But that was not the end of it. Ira Weitzman, head of the musical theater at Playwright Horizons, offered Larson the chance to put on a workshop on Superbia. After eight long years, finally, someone showed an interest in Larson’s play. But tragically, the play wasn’t complete. Superbia was missing a song in the second act. With so many disappointments around, Larson struggled to pen down the lyrics for Superbia, which was to be presented to an audience in six days.
The Final Rejection
Larson finally wrote the song a day before the presentation at Playwrights Horizons. His agent, Rosa Stevens, and his inspiration, Stephen Sondheim, attended the workshop, and everyone loved it. Yet, Superbia was never produced.
When Larson called Rosa after the show to hear the producer’s verdict, she told him it was a tough sell. The producers won’t spend on a show with spaceships and robots. The show was extremely expensive and would probably end up as a commercial disaster. She rejected Superbia and advised Larson to write another piece. One after another, until something sticks.
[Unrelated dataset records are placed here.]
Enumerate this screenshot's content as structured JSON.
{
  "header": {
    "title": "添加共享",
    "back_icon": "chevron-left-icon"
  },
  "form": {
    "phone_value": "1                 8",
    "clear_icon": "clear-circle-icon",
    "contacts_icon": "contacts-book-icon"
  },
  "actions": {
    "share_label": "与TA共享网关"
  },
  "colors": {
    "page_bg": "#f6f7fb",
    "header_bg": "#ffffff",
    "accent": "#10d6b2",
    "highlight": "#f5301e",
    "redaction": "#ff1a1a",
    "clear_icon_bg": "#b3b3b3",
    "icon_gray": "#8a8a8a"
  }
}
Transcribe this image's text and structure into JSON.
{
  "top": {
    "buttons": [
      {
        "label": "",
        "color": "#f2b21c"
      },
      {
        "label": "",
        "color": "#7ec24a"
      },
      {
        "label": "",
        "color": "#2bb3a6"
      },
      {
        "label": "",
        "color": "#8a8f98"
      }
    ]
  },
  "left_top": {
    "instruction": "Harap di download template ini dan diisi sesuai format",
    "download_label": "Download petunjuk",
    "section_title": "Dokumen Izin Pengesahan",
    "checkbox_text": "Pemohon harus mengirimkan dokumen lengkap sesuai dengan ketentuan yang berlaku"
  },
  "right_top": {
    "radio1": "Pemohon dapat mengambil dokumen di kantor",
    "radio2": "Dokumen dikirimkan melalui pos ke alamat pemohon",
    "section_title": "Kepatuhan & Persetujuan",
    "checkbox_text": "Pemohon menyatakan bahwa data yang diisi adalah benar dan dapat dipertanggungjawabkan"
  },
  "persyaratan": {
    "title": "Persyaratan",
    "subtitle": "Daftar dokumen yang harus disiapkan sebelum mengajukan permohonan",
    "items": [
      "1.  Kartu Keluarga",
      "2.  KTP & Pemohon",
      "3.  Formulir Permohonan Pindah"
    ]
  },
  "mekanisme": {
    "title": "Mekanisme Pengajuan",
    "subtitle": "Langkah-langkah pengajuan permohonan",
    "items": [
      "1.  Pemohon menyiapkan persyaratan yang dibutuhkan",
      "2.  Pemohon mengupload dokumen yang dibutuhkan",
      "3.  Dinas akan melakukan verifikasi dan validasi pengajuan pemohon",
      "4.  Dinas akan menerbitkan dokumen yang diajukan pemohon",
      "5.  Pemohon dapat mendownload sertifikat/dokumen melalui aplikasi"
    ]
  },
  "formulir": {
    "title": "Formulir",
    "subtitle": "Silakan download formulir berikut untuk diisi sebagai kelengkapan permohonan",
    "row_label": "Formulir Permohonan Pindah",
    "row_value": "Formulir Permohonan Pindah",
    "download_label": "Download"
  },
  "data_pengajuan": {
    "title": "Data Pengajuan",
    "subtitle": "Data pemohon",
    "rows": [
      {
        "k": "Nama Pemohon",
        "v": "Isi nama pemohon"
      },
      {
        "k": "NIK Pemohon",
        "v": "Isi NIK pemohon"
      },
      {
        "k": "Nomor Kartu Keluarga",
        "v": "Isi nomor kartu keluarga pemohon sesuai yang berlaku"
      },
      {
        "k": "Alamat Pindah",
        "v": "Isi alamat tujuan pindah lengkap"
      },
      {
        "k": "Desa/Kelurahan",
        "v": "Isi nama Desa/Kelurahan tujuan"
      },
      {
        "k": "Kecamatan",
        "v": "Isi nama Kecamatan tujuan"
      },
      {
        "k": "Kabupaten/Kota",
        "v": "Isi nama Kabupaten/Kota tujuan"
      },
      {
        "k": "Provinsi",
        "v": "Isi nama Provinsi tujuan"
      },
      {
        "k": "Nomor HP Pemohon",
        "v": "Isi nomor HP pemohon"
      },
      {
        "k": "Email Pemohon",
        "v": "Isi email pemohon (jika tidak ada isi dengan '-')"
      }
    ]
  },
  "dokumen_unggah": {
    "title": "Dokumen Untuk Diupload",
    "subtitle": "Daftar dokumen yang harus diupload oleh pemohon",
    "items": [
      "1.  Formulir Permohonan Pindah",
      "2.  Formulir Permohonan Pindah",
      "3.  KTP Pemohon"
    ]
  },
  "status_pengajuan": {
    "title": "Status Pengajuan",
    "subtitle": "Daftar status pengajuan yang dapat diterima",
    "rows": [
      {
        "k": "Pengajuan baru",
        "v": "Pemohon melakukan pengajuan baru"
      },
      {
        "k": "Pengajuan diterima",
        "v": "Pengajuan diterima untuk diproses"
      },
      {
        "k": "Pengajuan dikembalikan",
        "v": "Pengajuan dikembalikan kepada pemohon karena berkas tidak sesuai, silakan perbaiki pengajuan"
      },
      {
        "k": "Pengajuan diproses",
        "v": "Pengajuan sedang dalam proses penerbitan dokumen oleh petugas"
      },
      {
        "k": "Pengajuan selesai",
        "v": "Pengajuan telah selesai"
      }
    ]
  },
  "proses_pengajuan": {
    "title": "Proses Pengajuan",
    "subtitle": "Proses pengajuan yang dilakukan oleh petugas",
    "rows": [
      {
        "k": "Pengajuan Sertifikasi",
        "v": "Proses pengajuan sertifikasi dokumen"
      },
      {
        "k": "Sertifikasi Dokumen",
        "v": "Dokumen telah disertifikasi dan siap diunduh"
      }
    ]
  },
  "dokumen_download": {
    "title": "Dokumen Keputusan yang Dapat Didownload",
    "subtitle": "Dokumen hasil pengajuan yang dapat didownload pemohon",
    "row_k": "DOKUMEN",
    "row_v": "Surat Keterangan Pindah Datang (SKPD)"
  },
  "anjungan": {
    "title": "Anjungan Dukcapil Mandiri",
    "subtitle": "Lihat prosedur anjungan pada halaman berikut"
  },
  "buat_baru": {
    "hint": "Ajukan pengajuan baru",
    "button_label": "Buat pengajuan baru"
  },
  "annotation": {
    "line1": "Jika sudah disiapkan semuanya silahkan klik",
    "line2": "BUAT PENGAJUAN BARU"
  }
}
A Disaster For Things To Change
Susan left Larson. She started a new relationship with another girl and wasn’t returning. His play, on which he worked for eight years, was rejected. Larson was turning 30. He told Michael that his inspiration, Stephen Sondheim, had written his first play at 27, and Larson was not even close to him. He wished to put an end to his struggle and work in a secure job like Michael. Larson said he didn’t have enough time to waste.
When Larson was on the verge of giving up, Michael told him that he was HIV positive. He was the one running out of time and thus advised Larson to do what he really believed in, while he still had time in the world. Shaken by the incident, Larson returned to his apartment, where a new ray of hope-filled him with inspiration.
Stephen Sondheim called Larson and congratulated him on his excellent work on Superbia. The compliments motivated Larson, and he decided to embark on a new adventure, a new musical play about his failure, Tick, Tick… Boom! When Rosa rejected Superbia, she advised Larson to try writing about something he knew. Well, for him, what could have been a better subject than his failures and rejections. Interestingly, Tick, Tick… Boom! is all about Larson’s artistic tragedies.
Larson once noted in his diary, “Why does it take a disaster for things to change.” The tragedies and disasters in Larson’s life motivated him to leave behind Superbia and start anew. The new plays changed his life.
‘Tick, Tick Boom’ Ending, Explained
After a successful run of Tick, Tick, Boom! Larson wrote “Rent,” which ran on Broadway for 12 years and became one of the longest-running shows in Broadway history.
However, Jonathan never got to see the success of Rent. He died before its first public performance. Larson suffered from a sudden aortic aneurysm when he was 35 years old.
The tragedy of being an artist is that sometimes you are born at the wrong time, in the wrong generation. In his lifetime, Van Gogh sold just one painting. He was never famous, and he died in poverty. Today, the money hoarders say he would have been the richest artist in the world. For Jonathan Larson, his play Superbia was futuristic. Today, so many titles are coming out with similar science fiction themes, and producers are ready to invest because it sells. But in the 1990s, no one dared.
Though Larson got the recognition he deserved, it came too late. If someone had trusted in him, or dared to produce his Superbia, he could have given us many more interesting titles to explore. But if an artist’s journey lies in his tragedies, then indeed, Larson lived a great artistic life.
Tick, Tick, Boom! is a 2021 biopic musical drama film directed by debut director Lin-Manuel Miranda. It is based on Jonathan Larson’s play of the same name.